Component data from apps and pages
--- START ---

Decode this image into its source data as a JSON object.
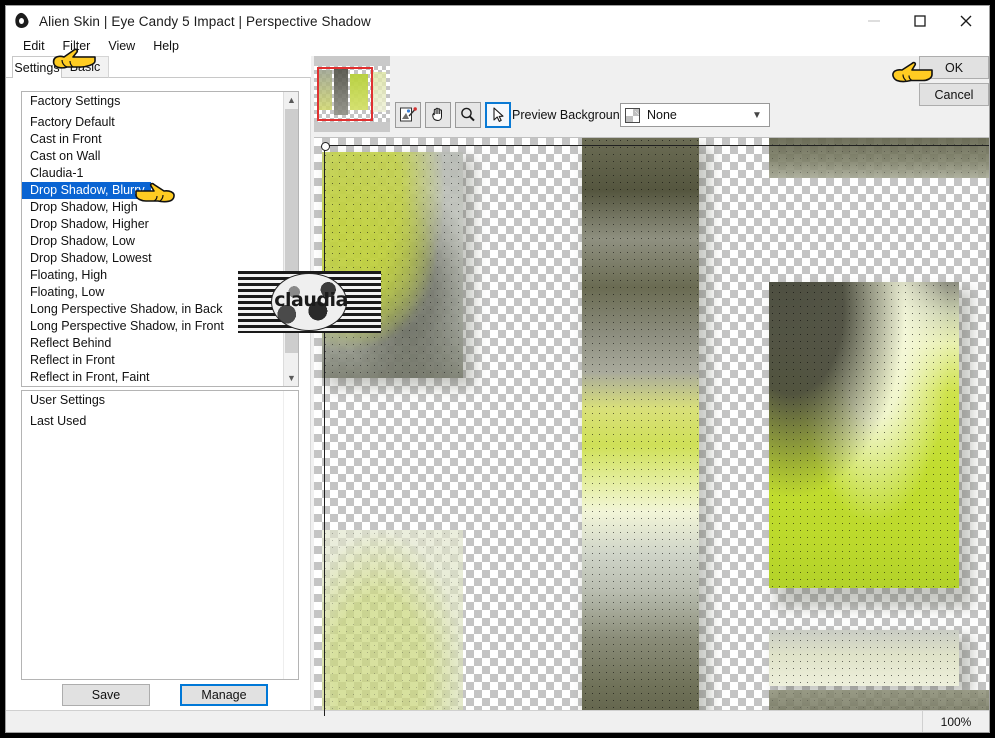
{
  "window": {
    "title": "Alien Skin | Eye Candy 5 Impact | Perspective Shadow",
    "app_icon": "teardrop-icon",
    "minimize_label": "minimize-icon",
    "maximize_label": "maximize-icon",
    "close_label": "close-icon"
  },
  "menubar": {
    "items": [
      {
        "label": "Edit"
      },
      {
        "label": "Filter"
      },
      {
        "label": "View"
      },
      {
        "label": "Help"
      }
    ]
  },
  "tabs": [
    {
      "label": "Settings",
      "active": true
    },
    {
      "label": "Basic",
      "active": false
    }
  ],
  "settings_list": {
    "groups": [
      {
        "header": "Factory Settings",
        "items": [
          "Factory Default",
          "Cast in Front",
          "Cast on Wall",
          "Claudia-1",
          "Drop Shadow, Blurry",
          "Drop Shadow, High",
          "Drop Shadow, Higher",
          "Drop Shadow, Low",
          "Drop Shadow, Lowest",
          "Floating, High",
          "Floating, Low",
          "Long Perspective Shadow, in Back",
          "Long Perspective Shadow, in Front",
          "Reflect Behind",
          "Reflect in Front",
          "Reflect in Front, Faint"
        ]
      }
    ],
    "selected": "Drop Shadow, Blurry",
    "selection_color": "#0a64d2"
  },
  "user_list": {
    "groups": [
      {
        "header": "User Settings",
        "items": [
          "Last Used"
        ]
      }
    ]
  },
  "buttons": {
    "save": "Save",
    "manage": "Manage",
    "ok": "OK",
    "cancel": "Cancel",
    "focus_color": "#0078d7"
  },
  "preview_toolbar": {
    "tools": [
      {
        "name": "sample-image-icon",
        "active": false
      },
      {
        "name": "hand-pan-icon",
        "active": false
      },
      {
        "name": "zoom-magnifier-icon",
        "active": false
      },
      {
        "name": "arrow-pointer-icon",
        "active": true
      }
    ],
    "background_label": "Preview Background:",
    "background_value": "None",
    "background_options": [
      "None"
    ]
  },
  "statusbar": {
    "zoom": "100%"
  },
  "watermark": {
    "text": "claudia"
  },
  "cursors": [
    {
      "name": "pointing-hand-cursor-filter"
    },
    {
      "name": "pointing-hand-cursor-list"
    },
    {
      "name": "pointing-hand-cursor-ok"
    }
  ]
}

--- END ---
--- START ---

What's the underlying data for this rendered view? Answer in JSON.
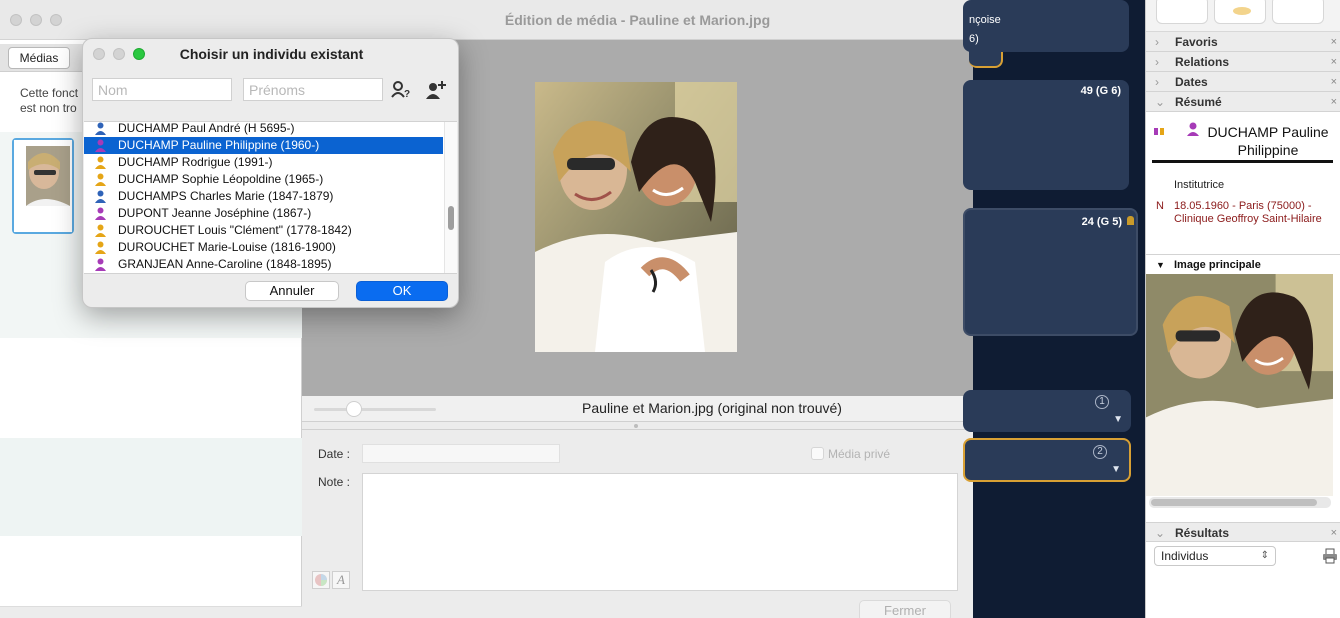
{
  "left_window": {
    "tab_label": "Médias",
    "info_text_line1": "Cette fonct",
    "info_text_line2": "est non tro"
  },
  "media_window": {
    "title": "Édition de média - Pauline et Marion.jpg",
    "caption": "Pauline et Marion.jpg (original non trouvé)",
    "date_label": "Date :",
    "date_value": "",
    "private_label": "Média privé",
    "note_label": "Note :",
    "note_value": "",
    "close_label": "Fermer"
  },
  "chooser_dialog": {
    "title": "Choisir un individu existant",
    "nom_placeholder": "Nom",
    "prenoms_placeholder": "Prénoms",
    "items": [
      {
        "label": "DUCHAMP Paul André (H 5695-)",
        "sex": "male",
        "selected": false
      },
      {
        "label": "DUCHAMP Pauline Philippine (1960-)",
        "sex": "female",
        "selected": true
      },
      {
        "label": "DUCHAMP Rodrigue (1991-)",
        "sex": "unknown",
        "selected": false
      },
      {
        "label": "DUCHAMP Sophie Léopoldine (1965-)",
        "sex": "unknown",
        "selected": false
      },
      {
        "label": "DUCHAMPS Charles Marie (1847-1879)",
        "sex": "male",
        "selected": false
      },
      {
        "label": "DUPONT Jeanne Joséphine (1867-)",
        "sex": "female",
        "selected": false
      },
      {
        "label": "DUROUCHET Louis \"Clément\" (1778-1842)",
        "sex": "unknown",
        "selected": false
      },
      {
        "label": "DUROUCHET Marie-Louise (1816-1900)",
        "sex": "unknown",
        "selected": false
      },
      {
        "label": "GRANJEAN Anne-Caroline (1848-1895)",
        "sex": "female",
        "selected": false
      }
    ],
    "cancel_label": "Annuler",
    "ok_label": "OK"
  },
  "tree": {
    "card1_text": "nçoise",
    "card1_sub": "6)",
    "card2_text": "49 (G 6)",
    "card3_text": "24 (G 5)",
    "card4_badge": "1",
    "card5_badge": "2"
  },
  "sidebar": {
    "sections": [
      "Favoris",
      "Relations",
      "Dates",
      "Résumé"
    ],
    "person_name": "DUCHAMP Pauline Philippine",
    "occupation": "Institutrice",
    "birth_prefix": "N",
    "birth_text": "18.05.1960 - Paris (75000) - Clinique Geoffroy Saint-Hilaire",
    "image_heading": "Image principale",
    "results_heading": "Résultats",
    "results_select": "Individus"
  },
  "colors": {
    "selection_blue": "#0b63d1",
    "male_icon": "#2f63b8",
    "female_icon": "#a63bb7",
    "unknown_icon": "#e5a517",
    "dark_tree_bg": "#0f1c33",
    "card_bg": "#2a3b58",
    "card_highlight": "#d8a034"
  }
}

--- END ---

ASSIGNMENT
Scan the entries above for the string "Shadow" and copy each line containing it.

SOLUTION FOR THIS PROBLEM
    "title": "Alien Skin | Eye Candy 5 Impact | Perspective Shadow",
          "Drop Shadow, Blurry",
          "Drop Shadow, High",
          "Drop Shadow, Higher",
          "Drop Shadow, Low",
          "Drop Shadow, Lowest",
          "Long Perspective Shadow, in Back",
          "Long Perspective Shadow, in Front",
    "selected": "Drop Shadow, Blurry",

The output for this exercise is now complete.